• _PROBLEM REQUIREMENTS_
From the records that follow, copy every line that contains the word "location".
Top of DATA SUPPLIED
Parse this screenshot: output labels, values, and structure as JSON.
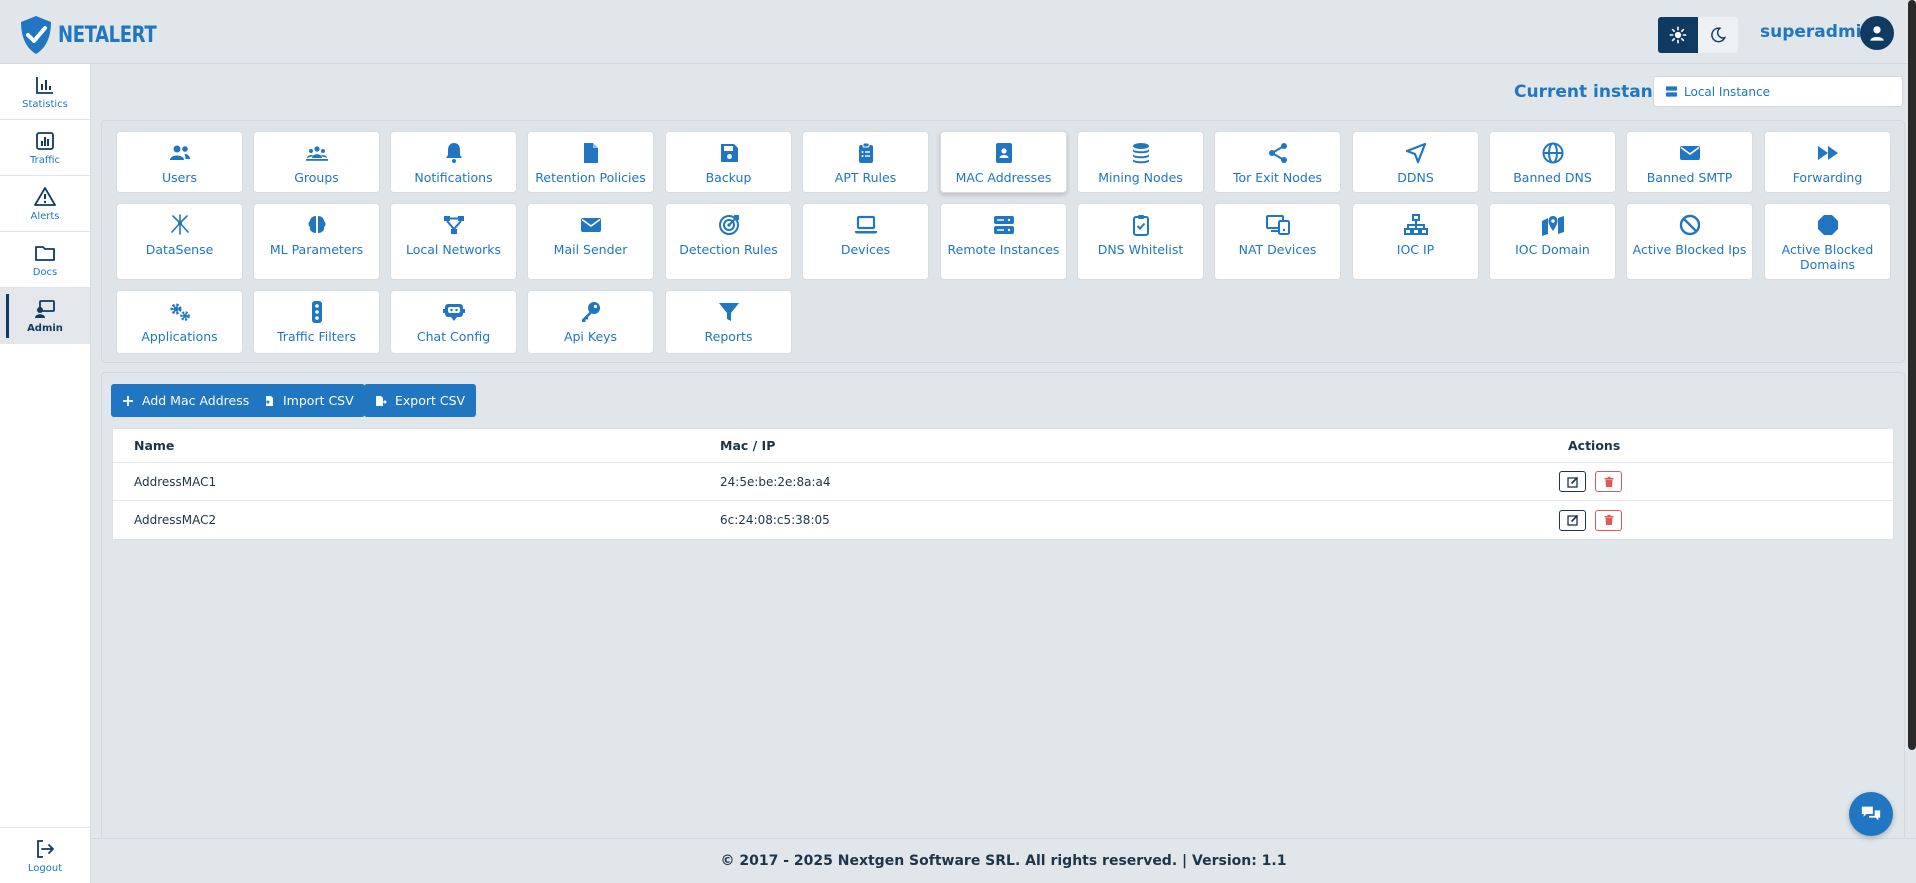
{
  "app": {
    "logo_text": "NETALERT",
    "user_name": "superadmin",
    "theme": {
      "light_icon": "sun-icon",
      "dark_icon": "moon-icon",
      "active": "light"
    }
  },
  "sidebar": {
    "items": [
      {
        "label": "Statistics",
        "icon": "chart-bar-icon"
      },
      {
        "label": "Traffic",
        "icon": "chart-line-icon"
      },
      {
        "label": "Alerts",
        "icon": "warning-icon"
      },
      {
        "label": "Docs",
        "icon": "folder-icon"
      },
      {
        "label": "Admin",
        "icon": "admin-icon"
      }
    ],
    "logout_label": "Logout"
  },
  "instance": {
    "label": "Current instance:",
    "value": "Local Instance"
  },
  "admin_tiles": [
    {
      "label": "Users",
      "icon": "users-icon"
    },
    {
      "label": "Groups",
      "icon": "groups-icon"
    },
    {
      "label": "Notifications",
      "icon": "bell-icon"
    },
    {
      "label": "Retention Policies",
      "icon": "file-icon"
    },
    {
      "label": "Backup",
      "icon": "floppy-icon"
    },
    {
      "label": "APT Rules",
      "icon": "clipboard-list-icon"
    },
    {
      "label": "MAC Addresses",
      "icon": "address-book-icon"
    },
    {
      "label": "Mining Nodes",
      "icon": "coins-icon"
    },
    {
      "label": "Tor Exit Nodes",
      "icon": "share-nodes-icon"
    },
    {
      "label": "DDNS",
      "icon": "location-arrow-icon"
    },
    {
      "label": "Banned DNS",
      "icon": "globe-icon"
    },
    {
      "label": "Banned SMTP",
      "icon": "envelope-icon"
    },
    {
      "label": "Forwarding",
      "icon": "forward-icon"
    },
    {
      "label": "DataSense",
      "icon": "sparkle-icon"
    },
    {
      "label": "ML Parameters",
      "icon": "brain-icon"
    },
    {
      "label": "Local Networks",
      "icon": "network-icon"
    },
    {
      "label": "Mail Sender",
      "icon": "envelope-icon"
    },
    {
      "label": "Detection Rules",
      "icon": "target-icon"
    },
    {
      "label": "Devices",
      "icon": "laptop-icon"
    },
    {
      "label": "Remote Instances",
      "icon": "server-icon"
    },
    {
      "label": "DNS Whitelist",
      "icon": "clipboard-check-icon"
    },
    {
      "label": "NAT Devices",
      "icon": "devices-icon"
    },
    {
      "label": "IOC IP",
      "icon": "sitemap-icon"
    },
    {
      "label": "IOC Domain",
      "icon": "map-marker-icon"
    },
    {
      "label": "Active Blocked Ips",
      "icon": "ban-icon"
    },
    {
      "label": "Active Blocked Domains",
      "icon": "octagon-icon"
    },
    {
      "label": "Applications",
      "icon": "gears-icon"
    },
    {
      "label": "Traffic Filters",
      "icon": "traffic-light-icon"
    },
    {
      "label": "Chat Config",
      "icon": "robot-chat-icon"
    },
    {
      "label": "Api Keys",
      "icon": "key-icon"
    },
    {
      "label": "Reports",
      "icon": "filter-icon"
    }
  ],
  "selected_tile": "MAC Addresses",
  "toolbar": {
    "add_label": "Add Mac Address",
    "import_label": "Import CSV",
    "export_label": "Export CSV"
  },
  "table": {
    "columns": [
      "Name",
      "Mac / IP",
      "Actions"
    ],
    "rows": [
      {
        "name": "AddressMAC1",
        "mac": "24:5e:be:2e:8a:a4"
      },
      {
        "name": "AddressMAC2",
        "mac": "6c:24:08:c5:38:05"
      }
    ]
  },
  "footer": {
    "text": "© 2017 - 2025 Nextgen Software SRL. All rights reserved. | Version: 1.1"
  },
  "colors": {
    "accent": "#2076c0",
    "dark": "#0f3b63",
    "background": "#e1e6ea",
    "danger": "#e05a5a"
  }
}
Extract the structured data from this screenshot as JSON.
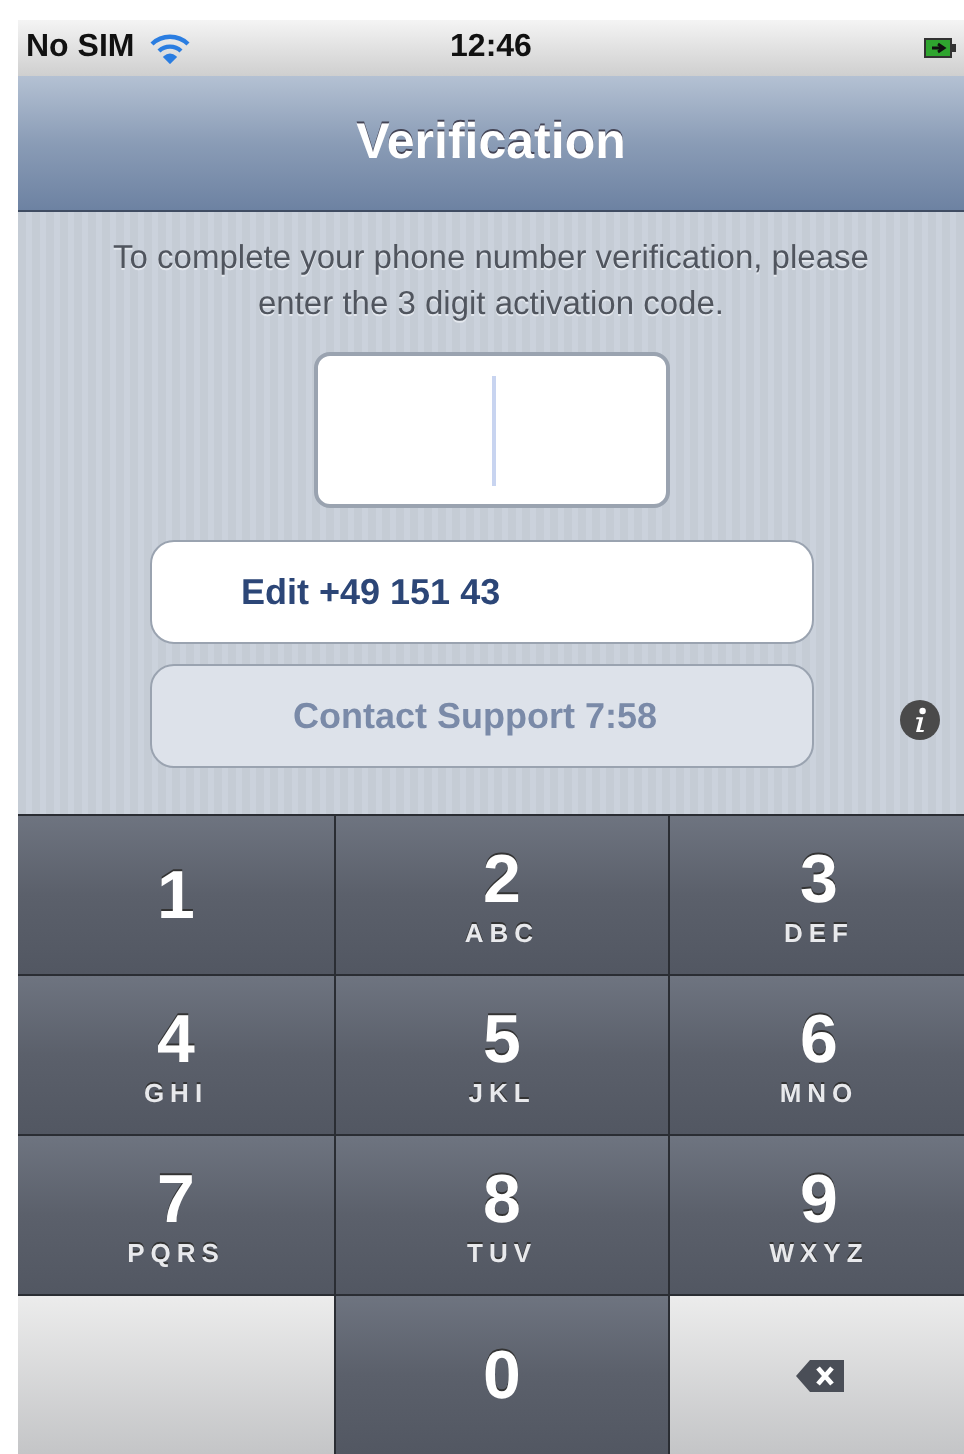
{
  "status_bar": {
    "carrier": "No SIM",
    "time": "12:46"
  },
  "nav_bar": {
    "title": "Verification"
  },
  "instructions": "To complete your phone number verification, please enter the 3 digit activation code.",
  "buttons": [
    {
      "label": "Edit +49 151 43",
      "disabled": false
    },
    {
      "label": "Contact Support 7:58",
      "disabled": true
    }
  ],
  "keypad": [
    {
      "kind": "digit",
      "digit": "1"
    },
    {
      "kind": "digit",
      "digit": "2",
      "letters": "ABC"
    },
    {
      "kind": "digit",
      "digit": "3",
      "letters": "DEF"
    },
    {
      "kind": "digit",
      "digit": "4",
      "letters": "GHI"
    },
    {
      "kind": "digit",
      "digit": "5",
      "letters": "JKL"
    },
    {
      "kind": "digit",
      "digit": "6",
      "letters": "MNO"
    },
    {
      "kind": "digit",
      "digit": "7",
      "letters": "PQRS"
    },
    {
      "kind": "digit",
      "digit": "8",
      "letters": "TUV"
    },
    {
      "kind": "digit",
      "digit": "9",
      "letters": "WXYZ"
    },
    {
      "kind": "blank"
    },
    {
      "kind": "digit",
      "digit": "0"
    },
    {
      "kind": "delete"
    }
  ]
}
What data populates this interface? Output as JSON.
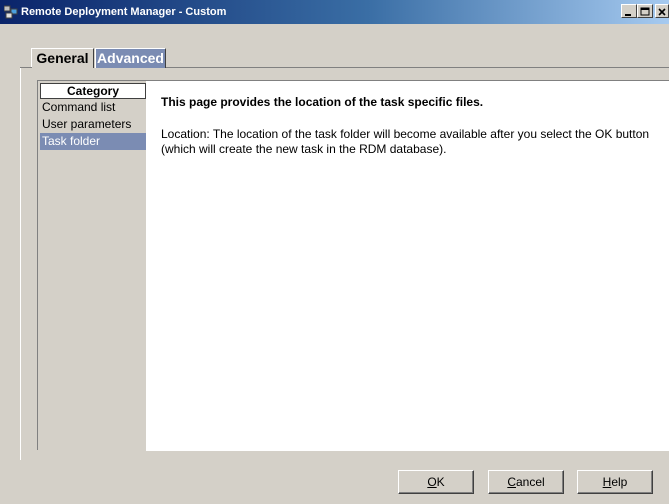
{
  "window": {
    "title": "Remote Deployment Manager - Custom",
    "titlebar_color": "#0a246a",
    "selection_color": "#7b8cb3"
  },
  "tabs": [
    {
      "label": "General",
      "selected": true
    },
    {
      "label": "Advanced",
      "selected": false
    }
  ],
  "category": {
    "header": "Category",
    "items": [
      {
        "label": "Command list",
        "selected": false
      },
      {
        "label": "User parameters",
        "selected": false
      },
      {
        "label": "Task folder",
        "selected": true
      }
    ]
  },
  "content": {
    "heading": "This page provides the location of the task specific files.",
    "description": "Location:  The location of the task folder will become available after you select the OK button (which will create the new task in the RDM database)."
  },
  "buttons": {
    "ok": {
      "mnemonic": "O",
      "rest": "K"
    },
    "cancel": {
      "mnemonic": "C",
      "rest": "ancel"
    },
    "help": {
      "mnemonic": "H",
      "rest": "elp"
    }
  }
}
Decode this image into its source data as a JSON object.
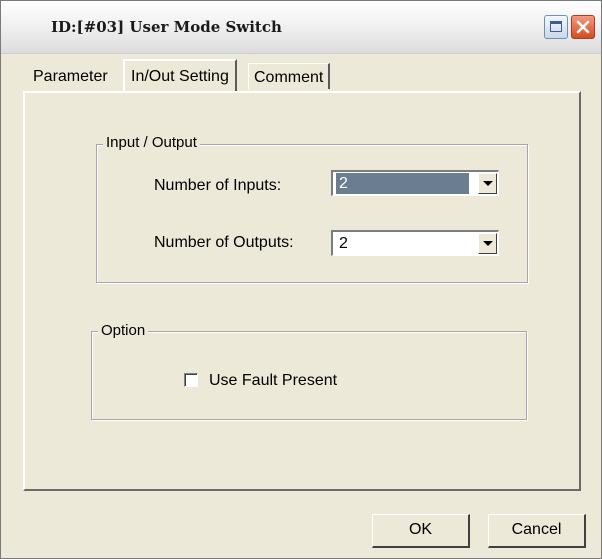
{
  "window": {
    "title": "ID:[#03]  User Mode Switch"
  },
  "tabs": [
    {
      "label": "Parameter",
      "selected": false
    },
    {
      "label": "In/Out Setting",
      "selected": true
    },
    {
      "label": "Comment",
      "selected": false
    }
  ],
  "input_output_group": {
    "legend": "Input / Output",
    "inputs_label": "Number of Inputs:",
    "inputs_value": "2",
    "outputs_label": "Number of Outputs:",
    "outputs_value": "2"
  },
  "option_group": {
    "legend": "Option",
    "use_fault_present_label": "Use Fault Present",
    "use_fault_present_checked": false
  },
  "buttons": {
    "ok": "OK",
    "cancel": "Cancel"
  },
  "icons": [
    "maximize-icon",
    "close-icon",
    "chevron-down-icon"
  ]
}
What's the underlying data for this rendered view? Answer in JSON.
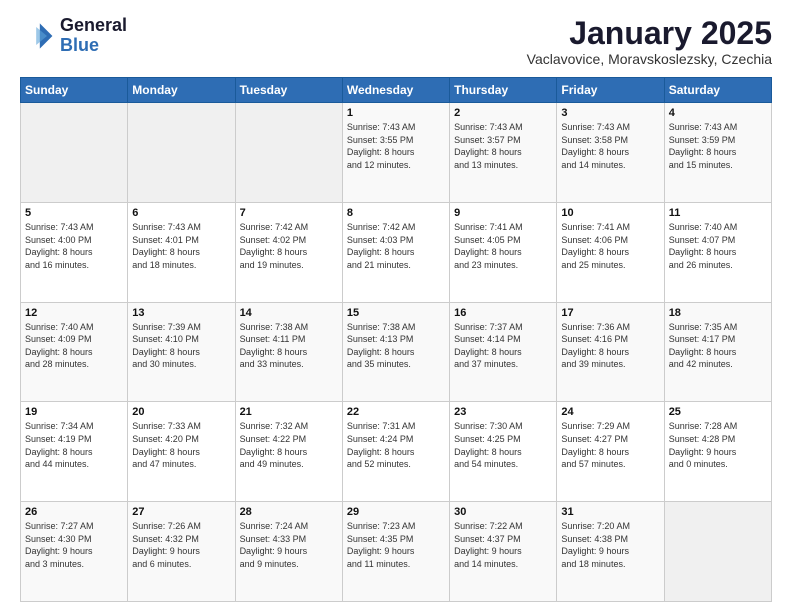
{
  "logo": {
    "line1": "General",
    "line2": "Blue"
  },
  "title": "January 2025",
  "subtitle": "Vaclavovice, Moravskoslezsky, Czechia",
  "days_header": [
    "Sunday",
    "Monday",
    "Tuesday",
    "Wednesday",
    "Thursday",
    "Friday",
    "Saturday"
  ],
  "weeks": [
    [
      {
        "day": "",
        "info": ""
      },
      {
        "day": "",
        "info": ""
      },
      {
        "day": "",
        "info": ""
      },
      {
        "day": "1",
        "info": "Sunrise: 7:43 AM\nSunset: 3:55 PM\nDaylight: 8 hours\nand 12 minutes."
      },
      {
        "day": "2",
        "info": "Sunrise: 7:43 AM\nSunset: 3:57 PM\nDaylight: 8 hours\nand 13 minutes."
      },
      {
        "day": "3",
        "info": "Sunrise: 7:43 AM\nSunset: 3:58 PM\nDaylight: 8 hours\nand 14 minutes."
      },
      {
        "day": "4",
        "info": "Sunrise: 7:43 AM\nSunset: 3:59 PM\nDaylight: 8 hours\nand 15 minutes."
      }
    ],
    [
      {
        "day": "5",
        "info": "Sunrise: 7:43 AM\nSunset: 4:00 PM\nDaylight: 8 hours\nand 16 minutes."
      },
      {
        "day": "6",
        "info": "Sunrise: 7:43 AM\nSunset: 4:01 PM\nDaylight: 8 hours\nand 18 minutes."
      },
      {
        "day": "7",
        "info": "Sunrise: 7:42 AM\nSunset: 4:02 PM\nDaylight: 8 hours\nand 19 minutes."
      },
      {
        "day": "8",
        "info": "Sunrise: 7:42 AM\nSunset: 4:03 PM\nDaylight: 8 hours\nand 21 minutes."
      },
      {
        "day": "9",
        "info": "Sunrise: 7:41 AM\nSunset: 4:05 PM\nDaylight: 8 hours\nand 23 minutes."
      },
      {
        "day": "10",
        "info": "Sunrise: 7:41 AM\nSunset: 4:06 PM\nDaylight: 8 hours\nand 25 minutes."
      },
      {
        "day": "11",
        "info": "Sunrise: 7:40 AM\nSunset: 4:07 PM\nDaylight: 8 hours\nand 26 minutes."
      }
    ],
    [
      {
        "day": "12",
        "info": "Sunrise: 7:40 AM\nSunset: 4:09 PM\nDaylight: 8 hours\nand 28 minutes."
      },
      {
        "day": "13",
        "info": "Sunrise: 7:39 AM\nSunset: 4:10 PM\nDaylight: 8 hours\nand 30 minutes."
      },
      {
        "day": "14",
        "info": "Sunrise: 7:38 AM\nSunset: 4:11 PM\nDaylight: 8 hours\nand 33 minutes."
      },
      {
        "day": "15",
        "info": "Sunrise: 7:38 AM\nSunset: 4:13 PM\nDaylight: 8 hours\nand 35 minutes."
      },
      {
        "day": "16",
        "info": "Sunrise: 7:37 AM\nSunset: 4:14 PM\nDaylight: 8 hours\nand 37 minutes."
      },
      {
        "day": "17",
        "info": "Sunrise: 7:36 AM\nSunset: 4:16 PM\nDaylight: 8 hours\nand 39 minutes."
      },
      {
        "day": "18",
        "info": "Sunrise: 7:35 AM\nSunset: 4:17 PM\nDaylight: 8 hours\nand 42 minutes."
      }
    ],
    [
      {
        "day": "19",
        "info": "Sunrise: 7:34 AM\nSunset: 4:19 PM\nDaylight: 8 hours\nand 44 minutes."
      },
      {
        "day": "20",
        "info": "Sunrise: 7:33 AM\nSunset: 4:20 PM\nDaylight: 8 hours\nand 47 minutes."
      },
      {
        "day": "21",
        "info": "Sunrise: 7:32 AM\nSunset: 4:22 PM\nDaylight: 8 hours\nand 49 minutes."
      },
      {
        "day": "22",
        "info": "Sunrise: 7:31 AM\nSunset: 4:24 PM\nDaylight: 8 hours\nand 52 minutes."
      },
      {
        "day": "23",
        "info": "Sunrise: 7:30 AM\nSunset: 4:25 PM\nDaylight: 8 hours\nand 54 minutes."
      },
      {
        "day": "24",
        "info": "Sunrise: 7:29 AM\nSunset: 4:27 PM\nDaylight: 8 hours\nand 57 minutes."
      },
      {
        "day": "25",
        "info": "Sunrise: 7:28 AM\nSunset: 4:28 PM\nDaylight: 9 hours\nand 0 minutes."
      }
    ],
    [
      {
        "day": "26",
        "info": "Sunrise: 7:27 AM\nSunset: 4:30 PM\nDaylight: 9 hours\nand 3 minutes."
      },
      {
        "day": "27",
        "info": "Sunrise: 7:26 AM\nSunset: 4:32 PM\nDaylight: 9 hours\nand 6 minutes."
      },
      {
        "day": "28",
        "info": "Sunrise: 7:24 AM\nSunset: 4:33 PM\nDaylight: 9 hours\nand 9 minutes."
      },
      {
        "day": "29",
        "info": "Sunrise: 7:23 AM\nSunset: 4:35 PM\nDaylight: 9 hours\nand 11 minutes."
      },
      {
        "day": "30",
        "info": "Sunrise: 7:22 AM\nSunset: 4:37 PM\nDaylight: 9 hours\nand 14 minutes."
      },
      {
        "day": "31",
        "info": "Sunrise: 7:20 AM\nSunset: 4:38 PM\nDaylight: 9 hours\nand 18 minutes."
      },
      {
        "day": "",
        "info": ""
      }
    ]
  ]
}
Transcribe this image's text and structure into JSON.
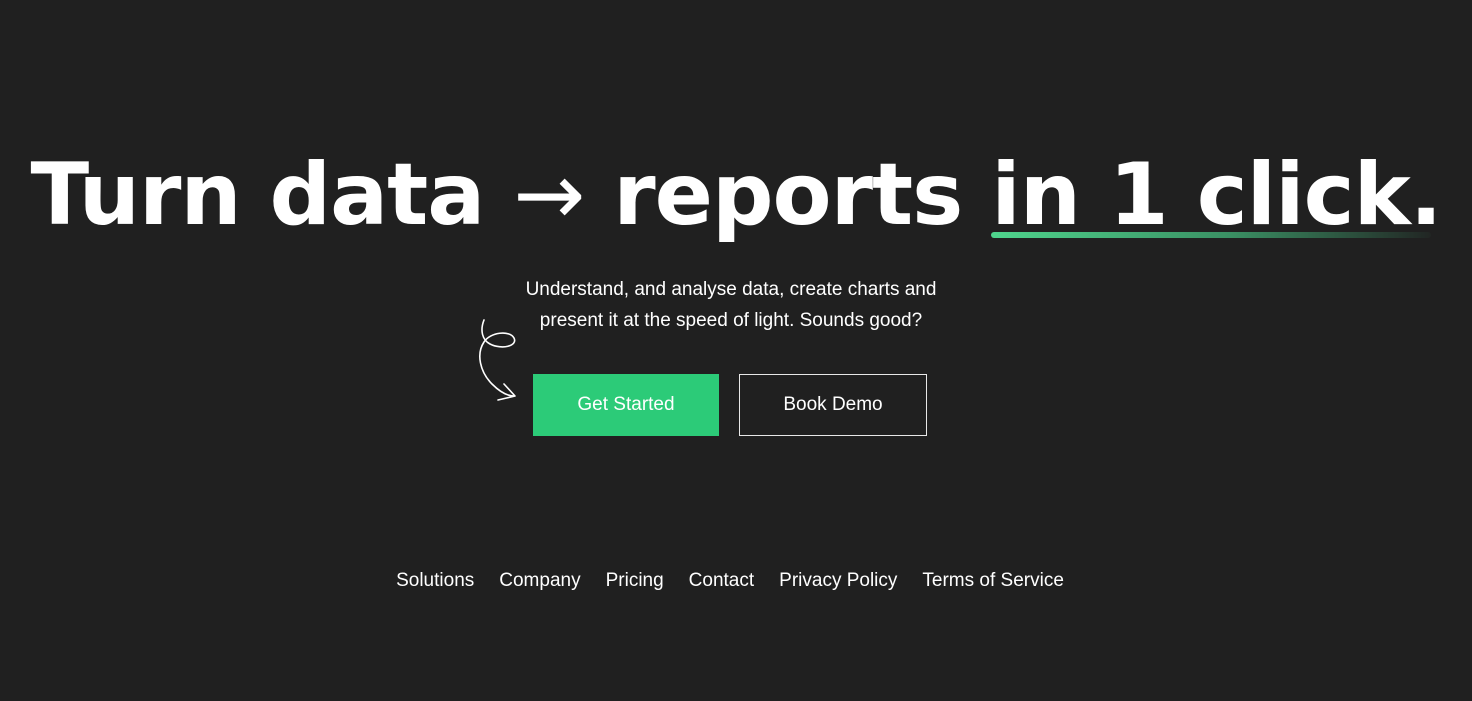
{
  "hero": {
    "title_part1": "Turn data",
    "title_arrow": "→",
    "title_part2": "reports",
    "title_highlight": "in 1 click.",
    "subtitle_line1": "Understand, and analyse data, create charts and",
    "subtitle_line2": "present it at the speed of light. Sounds good?"
  },
  "buttons": {
    "primary_label": "Get Started",
    "secondary_label": "Book Demo"
  },
  "footer": {
    "links": [
      "Solutions",
      "Company",
      "Pricing",
      "Contact",
      "Privacy Policy",
      "Terms of Service"
    ]
  },
  "colors": {
    "background": "#202020",
    "accent": "#2ccb78",
    "text": "#ffffff"
  },
  "icons": {
    "decorative_arrow": "hand-drawn-squiggle-arrow-icon"
  }
}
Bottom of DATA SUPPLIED
• _WRITTEN RESPONSE_
      "icon": "location-arrow-icon"
    "heading": "This page provides the location of the task specific files.",
    "description": "Location:  The location of the task folder will become available after you select the OK button (which will create the new task in the RDM database)."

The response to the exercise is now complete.